Task goal
Each line containing the word "this" must be copied from the material below.
[[ Material supplied, beginning ]]
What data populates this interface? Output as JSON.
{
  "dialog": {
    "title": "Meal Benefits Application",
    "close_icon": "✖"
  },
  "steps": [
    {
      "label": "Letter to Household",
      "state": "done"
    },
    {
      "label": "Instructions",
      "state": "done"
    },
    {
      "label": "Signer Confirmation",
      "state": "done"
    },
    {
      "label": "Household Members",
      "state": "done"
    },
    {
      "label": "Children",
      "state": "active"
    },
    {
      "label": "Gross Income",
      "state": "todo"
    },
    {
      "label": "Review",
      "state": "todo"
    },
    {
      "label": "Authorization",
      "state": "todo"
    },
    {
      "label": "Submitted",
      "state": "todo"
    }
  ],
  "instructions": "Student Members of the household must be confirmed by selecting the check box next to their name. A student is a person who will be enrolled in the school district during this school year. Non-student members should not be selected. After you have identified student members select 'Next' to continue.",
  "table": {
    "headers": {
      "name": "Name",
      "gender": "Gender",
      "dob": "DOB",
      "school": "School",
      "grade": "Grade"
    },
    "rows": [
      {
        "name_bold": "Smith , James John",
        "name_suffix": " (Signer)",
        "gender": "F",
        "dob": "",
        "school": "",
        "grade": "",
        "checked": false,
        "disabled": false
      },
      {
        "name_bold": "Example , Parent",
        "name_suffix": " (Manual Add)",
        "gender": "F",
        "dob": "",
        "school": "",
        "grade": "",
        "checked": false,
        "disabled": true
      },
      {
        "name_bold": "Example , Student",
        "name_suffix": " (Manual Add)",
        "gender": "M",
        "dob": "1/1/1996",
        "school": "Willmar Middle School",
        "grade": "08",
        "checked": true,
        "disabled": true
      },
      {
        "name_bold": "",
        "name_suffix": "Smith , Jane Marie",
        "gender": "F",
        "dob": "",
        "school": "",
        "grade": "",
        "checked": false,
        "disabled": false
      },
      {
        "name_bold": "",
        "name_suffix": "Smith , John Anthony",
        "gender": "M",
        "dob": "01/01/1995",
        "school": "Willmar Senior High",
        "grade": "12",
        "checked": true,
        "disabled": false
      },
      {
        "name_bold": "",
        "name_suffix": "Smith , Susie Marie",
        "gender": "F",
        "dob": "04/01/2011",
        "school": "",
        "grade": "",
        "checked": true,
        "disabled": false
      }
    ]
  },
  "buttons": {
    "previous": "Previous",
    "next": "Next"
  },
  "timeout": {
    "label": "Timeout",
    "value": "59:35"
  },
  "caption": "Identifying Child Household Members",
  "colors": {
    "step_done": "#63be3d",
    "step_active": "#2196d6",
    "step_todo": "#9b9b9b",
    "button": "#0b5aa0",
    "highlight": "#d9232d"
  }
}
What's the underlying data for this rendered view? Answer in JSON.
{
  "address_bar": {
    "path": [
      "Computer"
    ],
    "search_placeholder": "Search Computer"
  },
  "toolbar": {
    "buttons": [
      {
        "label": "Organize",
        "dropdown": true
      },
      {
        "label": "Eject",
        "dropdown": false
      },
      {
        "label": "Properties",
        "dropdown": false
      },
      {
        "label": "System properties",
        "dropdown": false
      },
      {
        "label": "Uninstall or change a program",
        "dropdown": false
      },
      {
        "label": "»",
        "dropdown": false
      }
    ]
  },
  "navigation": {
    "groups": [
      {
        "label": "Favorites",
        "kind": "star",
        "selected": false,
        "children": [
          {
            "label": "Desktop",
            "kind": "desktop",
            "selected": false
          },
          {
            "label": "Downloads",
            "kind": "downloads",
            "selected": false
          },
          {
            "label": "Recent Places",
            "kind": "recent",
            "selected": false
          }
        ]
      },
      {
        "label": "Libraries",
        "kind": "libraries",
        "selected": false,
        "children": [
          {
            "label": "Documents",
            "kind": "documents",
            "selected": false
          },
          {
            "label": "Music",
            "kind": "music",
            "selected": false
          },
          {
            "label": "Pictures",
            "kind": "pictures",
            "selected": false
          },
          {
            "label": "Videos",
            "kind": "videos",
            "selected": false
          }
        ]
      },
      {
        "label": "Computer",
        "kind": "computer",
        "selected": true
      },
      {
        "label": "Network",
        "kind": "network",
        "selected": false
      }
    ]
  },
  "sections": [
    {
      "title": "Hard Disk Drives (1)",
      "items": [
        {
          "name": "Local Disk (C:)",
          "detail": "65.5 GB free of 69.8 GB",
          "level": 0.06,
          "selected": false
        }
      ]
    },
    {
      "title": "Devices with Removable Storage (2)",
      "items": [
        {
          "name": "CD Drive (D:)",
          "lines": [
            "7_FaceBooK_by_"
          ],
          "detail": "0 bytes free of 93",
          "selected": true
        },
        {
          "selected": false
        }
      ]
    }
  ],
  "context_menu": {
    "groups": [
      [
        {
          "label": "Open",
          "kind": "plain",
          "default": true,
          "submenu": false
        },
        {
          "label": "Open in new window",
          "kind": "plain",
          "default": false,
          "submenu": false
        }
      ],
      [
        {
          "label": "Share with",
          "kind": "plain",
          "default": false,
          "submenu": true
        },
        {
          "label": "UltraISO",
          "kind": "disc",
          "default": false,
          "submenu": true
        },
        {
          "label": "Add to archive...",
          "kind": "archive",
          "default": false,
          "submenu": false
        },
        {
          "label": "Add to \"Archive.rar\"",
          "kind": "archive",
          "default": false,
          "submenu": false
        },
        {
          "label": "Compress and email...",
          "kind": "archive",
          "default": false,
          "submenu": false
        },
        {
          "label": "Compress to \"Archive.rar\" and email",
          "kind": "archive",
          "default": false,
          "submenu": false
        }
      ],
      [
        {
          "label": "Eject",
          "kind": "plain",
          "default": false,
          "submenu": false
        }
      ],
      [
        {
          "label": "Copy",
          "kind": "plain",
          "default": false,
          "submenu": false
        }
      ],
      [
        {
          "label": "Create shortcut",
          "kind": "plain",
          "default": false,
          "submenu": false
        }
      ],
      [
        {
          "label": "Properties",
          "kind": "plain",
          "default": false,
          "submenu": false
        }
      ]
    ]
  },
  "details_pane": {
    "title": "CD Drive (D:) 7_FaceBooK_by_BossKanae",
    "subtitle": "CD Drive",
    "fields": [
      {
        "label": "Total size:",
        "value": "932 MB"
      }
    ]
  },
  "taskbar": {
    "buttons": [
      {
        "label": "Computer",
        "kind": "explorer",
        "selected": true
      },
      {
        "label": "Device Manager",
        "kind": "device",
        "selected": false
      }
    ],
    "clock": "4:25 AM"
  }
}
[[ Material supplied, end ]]
Solution to the problem
What data populates this interface? Output as JSON.
  "instructions": "Student Members of the household must be confirmed by selecting the check box next to their name. A student is a person who will be enrolled in the school district during this school year. Non-student members should not be selected. After you have identified student members select 'Next' to continue.",
What's the underlying data for this rendered view? Answer in JSON.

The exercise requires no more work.